EXERCISE BRIEF =
As the answer, give a copy of each line below that includes the word "import".

====== RECORDS TO USE ======

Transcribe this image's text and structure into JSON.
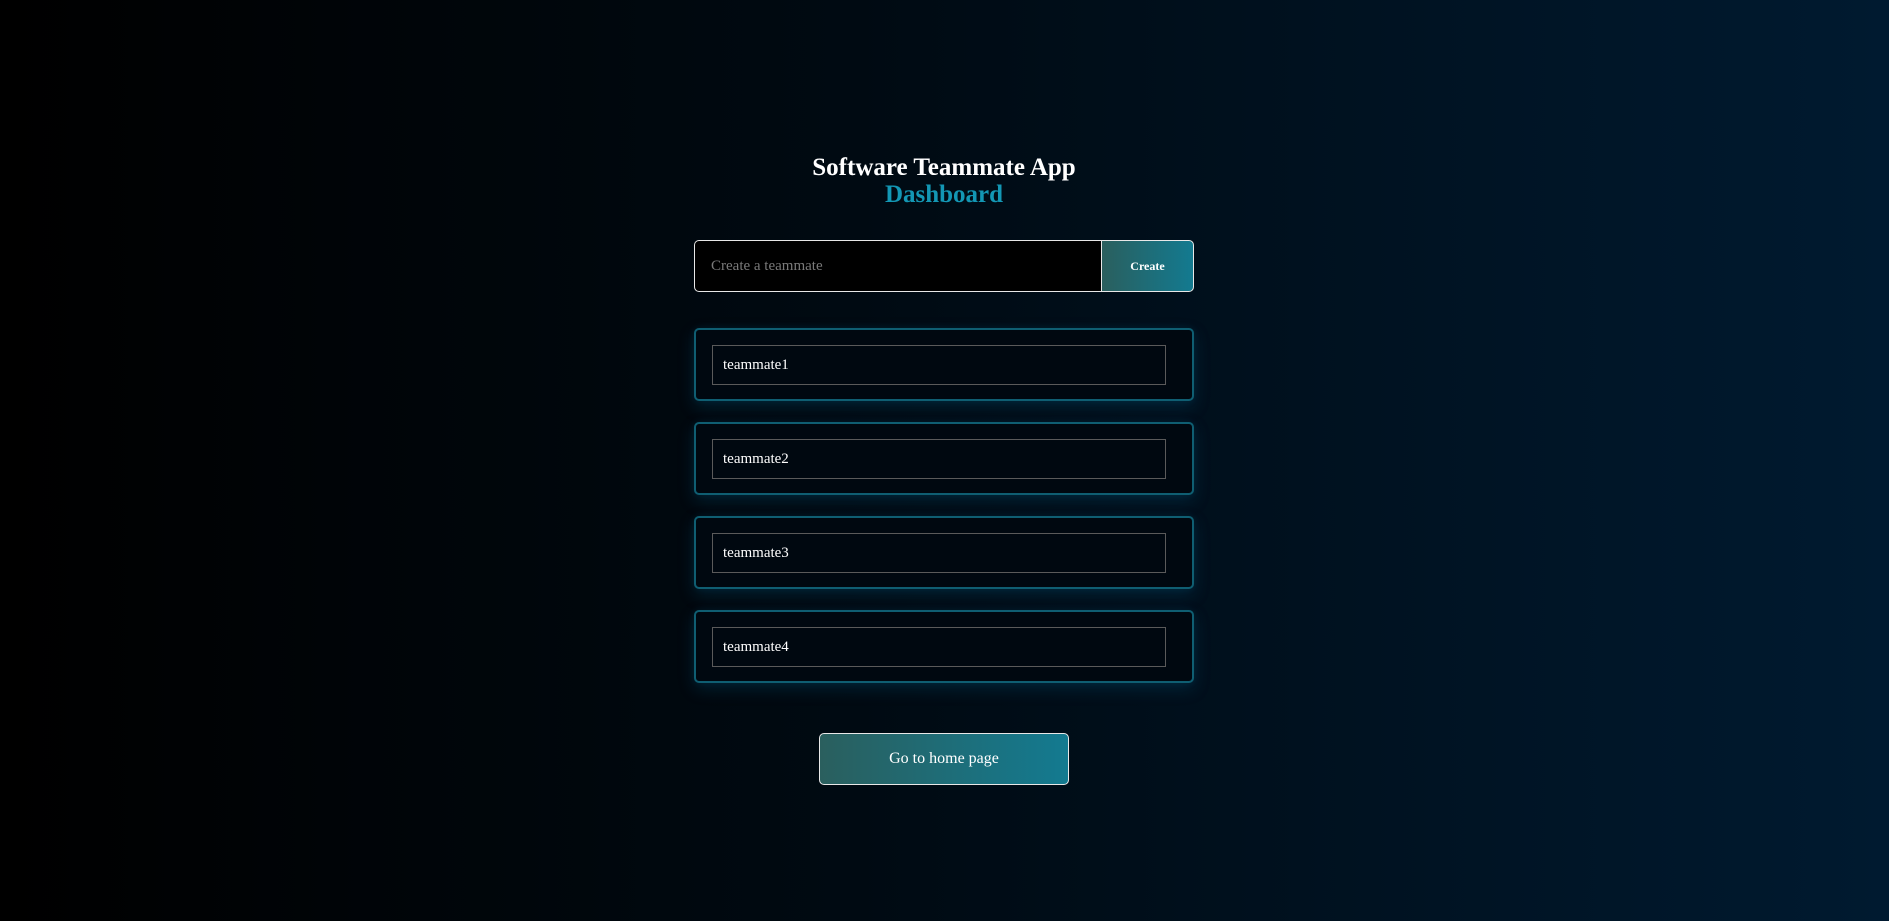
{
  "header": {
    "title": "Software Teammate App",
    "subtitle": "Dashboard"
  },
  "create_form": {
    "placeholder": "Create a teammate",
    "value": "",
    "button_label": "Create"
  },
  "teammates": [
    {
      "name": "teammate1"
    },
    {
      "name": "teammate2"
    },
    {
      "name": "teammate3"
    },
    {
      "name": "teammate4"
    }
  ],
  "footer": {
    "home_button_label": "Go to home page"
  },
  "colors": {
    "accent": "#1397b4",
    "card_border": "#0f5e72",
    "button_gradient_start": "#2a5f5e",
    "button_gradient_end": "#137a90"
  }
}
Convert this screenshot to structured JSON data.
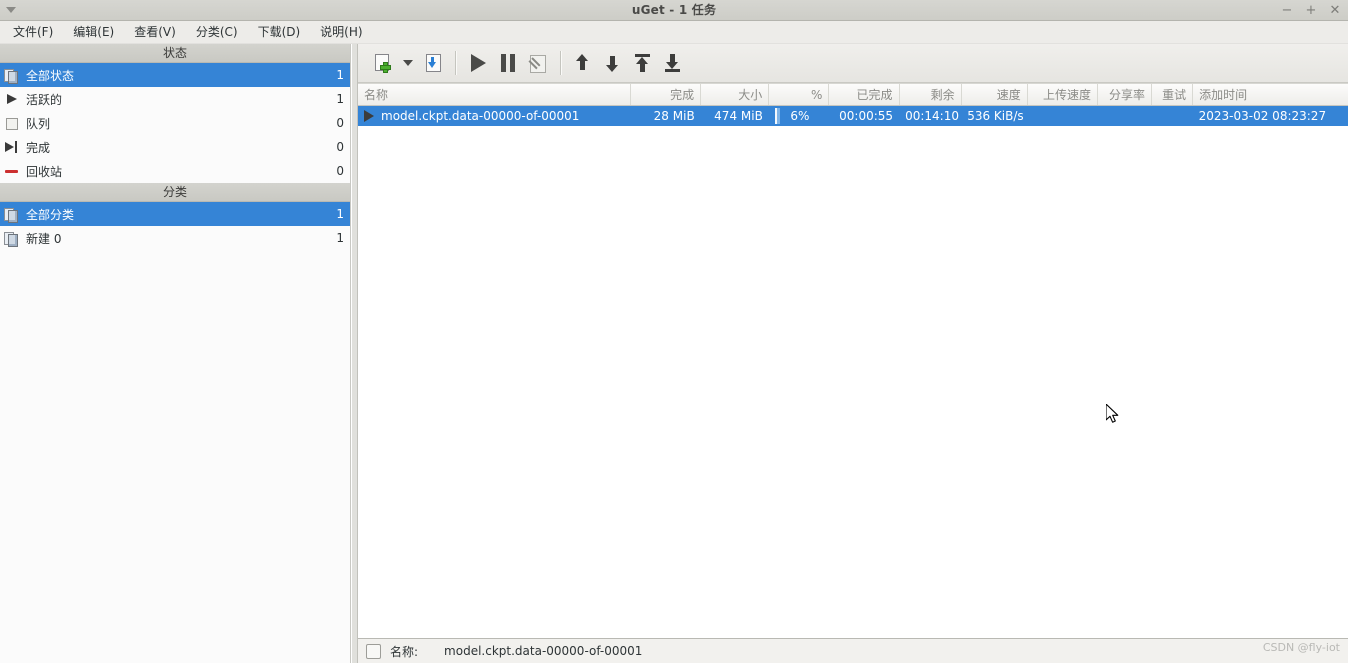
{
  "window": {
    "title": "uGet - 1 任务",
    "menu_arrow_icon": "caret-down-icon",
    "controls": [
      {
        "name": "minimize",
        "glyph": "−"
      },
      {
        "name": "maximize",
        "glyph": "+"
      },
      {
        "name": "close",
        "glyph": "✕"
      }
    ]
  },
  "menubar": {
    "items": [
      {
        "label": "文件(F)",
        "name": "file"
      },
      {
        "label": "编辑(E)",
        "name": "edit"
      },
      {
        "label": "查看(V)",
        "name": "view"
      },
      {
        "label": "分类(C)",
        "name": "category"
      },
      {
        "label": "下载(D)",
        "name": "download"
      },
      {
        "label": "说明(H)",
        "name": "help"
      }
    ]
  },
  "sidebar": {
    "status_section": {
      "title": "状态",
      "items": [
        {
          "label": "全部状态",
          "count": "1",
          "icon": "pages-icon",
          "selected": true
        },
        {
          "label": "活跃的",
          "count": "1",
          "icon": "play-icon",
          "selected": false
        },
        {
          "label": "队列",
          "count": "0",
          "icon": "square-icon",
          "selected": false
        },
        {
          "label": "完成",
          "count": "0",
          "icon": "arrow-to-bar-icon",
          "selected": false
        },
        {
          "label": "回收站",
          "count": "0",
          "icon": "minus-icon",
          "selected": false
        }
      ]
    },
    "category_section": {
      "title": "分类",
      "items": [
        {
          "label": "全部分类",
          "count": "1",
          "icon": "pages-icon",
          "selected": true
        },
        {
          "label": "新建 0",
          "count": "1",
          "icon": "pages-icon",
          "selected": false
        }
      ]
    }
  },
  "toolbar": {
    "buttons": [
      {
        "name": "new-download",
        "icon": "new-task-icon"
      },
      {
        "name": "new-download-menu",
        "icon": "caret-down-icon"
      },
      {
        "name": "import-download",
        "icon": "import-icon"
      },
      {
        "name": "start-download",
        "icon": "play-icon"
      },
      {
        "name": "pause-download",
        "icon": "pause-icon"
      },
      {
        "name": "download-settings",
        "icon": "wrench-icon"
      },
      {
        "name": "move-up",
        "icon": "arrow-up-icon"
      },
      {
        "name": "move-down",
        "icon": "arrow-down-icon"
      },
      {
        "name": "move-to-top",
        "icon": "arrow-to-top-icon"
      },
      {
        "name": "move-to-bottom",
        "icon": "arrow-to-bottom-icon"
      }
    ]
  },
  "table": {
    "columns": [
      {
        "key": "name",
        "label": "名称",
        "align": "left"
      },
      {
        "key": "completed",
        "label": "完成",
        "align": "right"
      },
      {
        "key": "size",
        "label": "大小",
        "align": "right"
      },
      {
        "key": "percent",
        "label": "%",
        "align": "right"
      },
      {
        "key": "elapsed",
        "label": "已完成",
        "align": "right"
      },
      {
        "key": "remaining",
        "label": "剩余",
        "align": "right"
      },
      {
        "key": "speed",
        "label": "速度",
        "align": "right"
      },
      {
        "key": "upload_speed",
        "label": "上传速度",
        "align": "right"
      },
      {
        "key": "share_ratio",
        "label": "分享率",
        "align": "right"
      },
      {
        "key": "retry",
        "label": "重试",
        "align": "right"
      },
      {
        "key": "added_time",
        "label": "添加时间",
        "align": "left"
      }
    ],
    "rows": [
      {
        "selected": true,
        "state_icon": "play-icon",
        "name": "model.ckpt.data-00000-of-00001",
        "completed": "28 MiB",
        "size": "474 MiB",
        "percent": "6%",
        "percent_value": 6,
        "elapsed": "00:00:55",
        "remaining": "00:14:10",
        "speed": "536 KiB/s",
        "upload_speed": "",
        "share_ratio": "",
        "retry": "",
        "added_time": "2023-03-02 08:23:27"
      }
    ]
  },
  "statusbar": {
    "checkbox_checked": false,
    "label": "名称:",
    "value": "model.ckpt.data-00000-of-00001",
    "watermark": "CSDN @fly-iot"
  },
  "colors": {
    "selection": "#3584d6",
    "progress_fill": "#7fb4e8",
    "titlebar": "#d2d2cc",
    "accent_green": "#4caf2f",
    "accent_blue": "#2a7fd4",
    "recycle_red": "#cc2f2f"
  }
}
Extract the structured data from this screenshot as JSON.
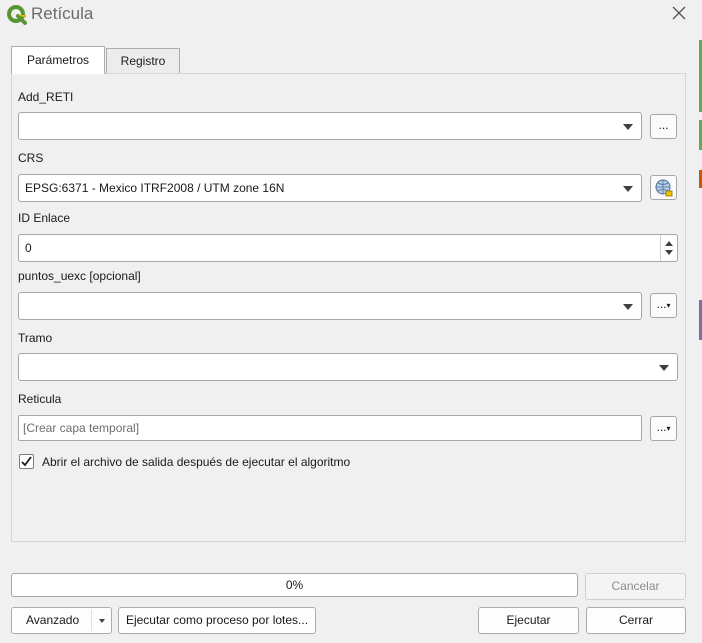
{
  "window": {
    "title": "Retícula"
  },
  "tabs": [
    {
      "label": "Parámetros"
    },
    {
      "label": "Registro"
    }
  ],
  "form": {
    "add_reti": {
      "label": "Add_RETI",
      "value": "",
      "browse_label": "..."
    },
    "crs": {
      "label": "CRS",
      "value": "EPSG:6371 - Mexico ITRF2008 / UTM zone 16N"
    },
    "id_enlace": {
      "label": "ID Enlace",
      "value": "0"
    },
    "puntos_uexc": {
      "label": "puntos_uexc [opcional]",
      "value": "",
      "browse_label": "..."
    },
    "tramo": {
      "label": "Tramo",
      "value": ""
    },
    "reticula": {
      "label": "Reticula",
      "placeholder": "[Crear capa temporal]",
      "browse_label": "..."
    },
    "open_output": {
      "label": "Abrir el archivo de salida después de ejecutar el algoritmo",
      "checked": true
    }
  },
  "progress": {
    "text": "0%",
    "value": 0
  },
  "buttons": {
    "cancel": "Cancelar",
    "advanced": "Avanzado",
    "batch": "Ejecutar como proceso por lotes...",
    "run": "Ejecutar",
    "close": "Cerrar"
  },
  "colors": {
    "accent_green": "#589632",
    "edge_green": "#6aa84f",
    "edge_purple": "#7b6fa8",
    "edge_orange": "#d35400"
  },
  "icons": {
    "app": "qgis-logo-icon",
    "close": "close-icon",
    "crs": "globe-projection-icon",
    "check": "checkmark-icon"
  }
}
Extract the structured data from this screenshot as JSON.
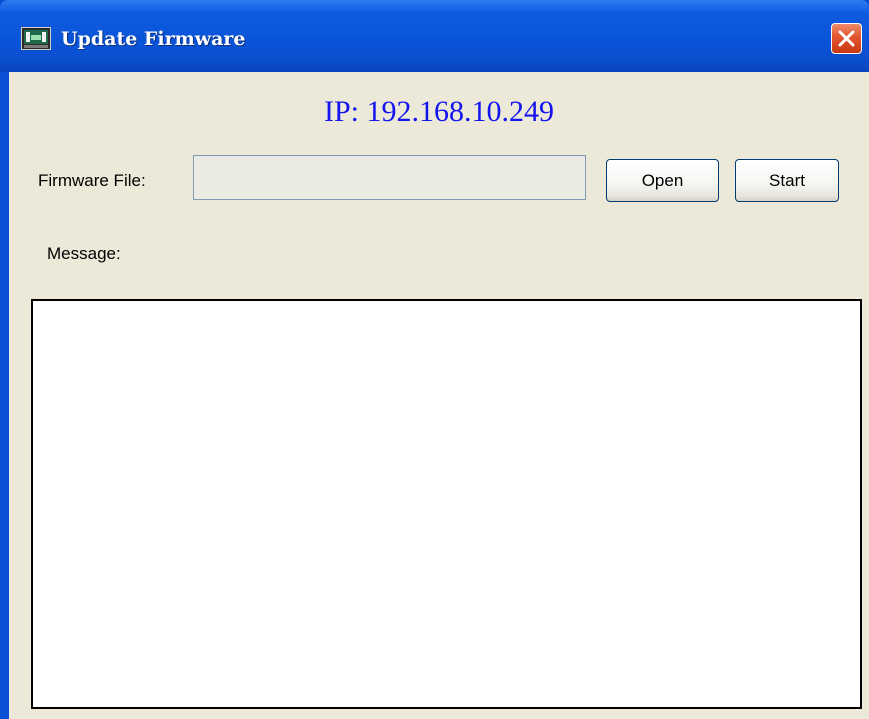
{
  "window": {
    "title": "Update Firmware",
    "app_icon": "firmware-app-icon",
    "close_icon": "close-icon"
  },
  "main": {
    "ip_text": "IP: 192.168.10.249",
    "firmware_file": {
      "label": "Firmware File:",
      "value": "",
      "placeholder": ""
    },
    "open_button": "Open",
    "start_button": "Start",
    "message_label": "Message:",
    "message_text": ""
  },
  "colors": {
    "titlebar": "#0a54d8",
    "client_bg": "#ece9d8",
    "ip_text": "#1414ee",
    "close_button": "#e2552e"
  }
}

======

ANSWER TO THE EXERCISE =
        "name": "import-download",
        "icon": "import-icon"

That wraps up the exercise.